Wheelchair users will find access-friendly design across most of the Princess fleet, making it easy to enjoy each vessel's restaurants, theatres, spas,... Read more

Special Dietary Requirements

Princess Cruises are happy to meet your request for low-sodium, low-fat, low-sugar and vegetarian diets. Kosher meals and baby food are available... Read more

Age Restrictions

The legal drinking age of 21 years is always observed onboard all ships and proof of age may be required. All on-board... Read more

Dress Code

You should dress for a cruise with Princess the same way you would for any stylish land-based resort.
Casual sportswear, including shorts, lightweight... Read more

Drinks Packages

All Inclusive Beverage Package:
Relax and enjoy the convenience of an all inclusive beverage package featuring any drink up to $10 including cocktails,... Read more
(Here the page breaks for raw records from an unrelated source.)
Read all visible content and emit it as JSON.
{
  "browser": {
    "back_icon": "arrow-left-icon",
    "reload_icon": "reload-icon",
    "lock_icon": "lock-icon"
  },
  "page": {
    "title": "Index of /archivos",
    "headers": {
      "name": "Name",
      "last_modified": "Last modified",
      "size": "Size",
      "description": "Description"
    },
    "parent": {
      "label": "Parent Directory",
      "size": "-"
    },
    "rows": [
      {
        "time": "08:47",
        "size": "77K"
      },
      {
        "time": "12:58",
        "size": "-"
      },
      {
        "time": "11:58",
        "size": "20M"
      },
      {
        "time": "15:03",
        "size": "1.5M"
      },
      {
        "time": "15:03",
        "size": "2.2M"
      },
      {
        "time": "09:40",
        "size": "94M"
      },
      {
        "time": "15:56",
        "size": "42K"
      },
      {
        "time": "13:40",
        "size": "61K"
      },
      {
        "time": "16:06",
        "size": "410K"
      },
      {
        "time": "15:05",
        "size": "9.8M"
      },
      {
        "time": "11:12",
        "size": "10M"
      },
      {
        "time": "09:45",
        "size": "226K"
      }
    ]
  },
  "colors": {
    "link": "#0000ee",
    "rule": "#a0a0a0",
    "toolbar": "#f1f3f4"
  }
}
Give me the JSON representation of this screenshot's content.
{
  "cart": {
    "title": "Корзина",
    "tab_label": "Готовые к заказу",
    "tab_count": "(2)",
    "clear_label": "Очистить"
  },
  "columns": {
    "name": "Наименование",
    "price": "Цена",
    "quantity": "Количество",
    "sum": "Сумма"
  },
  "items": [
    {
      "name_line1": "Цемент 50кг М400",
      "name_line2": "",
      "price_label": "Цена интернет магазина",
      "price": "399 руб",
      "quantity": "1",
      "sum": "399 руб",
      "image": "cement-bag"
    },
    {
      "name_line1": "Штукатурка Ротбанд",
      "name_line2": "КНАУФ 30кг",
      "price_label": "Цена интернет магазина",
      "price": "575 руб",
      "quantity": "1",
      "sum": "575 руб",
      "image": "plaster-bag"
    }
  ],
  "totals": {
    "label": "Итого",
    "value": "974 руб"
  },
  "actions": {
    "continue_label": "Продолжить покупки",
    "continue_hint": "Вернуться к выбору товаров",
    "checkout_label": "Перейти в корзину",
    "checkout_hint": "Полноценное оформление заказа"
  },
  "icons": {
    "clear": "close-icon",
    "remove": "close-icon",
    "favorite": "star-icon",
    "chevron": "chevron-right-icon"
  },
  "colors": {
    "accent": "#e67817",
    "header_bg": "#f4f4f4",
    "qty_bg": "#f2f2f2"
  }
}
E-Cigarette & Smoking Policies

Keeping the comfort of our guests a priority, and in consideration of consumer studies which show smokers are a small minority of... Read more

Sailing
Cabin
Details
Payment

Choose a sailing to book

Interior
Window
Balcony
Suite
Book with confidence

We know these are uncertain times, but don't fret. All bookings are covered by our Financial Protection Guarantee and we only work with cruise lines that are members of ATOL and ABTA. For more information about cancellation cover, visit the Coronavirus Cancellation Policies page.

How many people will be travelling?


* Passengers should be aged under 18 at the time of embarkation to qualify as a child.
Prices shown are per person based on two people sharing (unless otherwise specfied) in GBP and subject to availability. Certain restrictions can apply. Prices are updated on a daily basis and may vary when continuing through the booking process.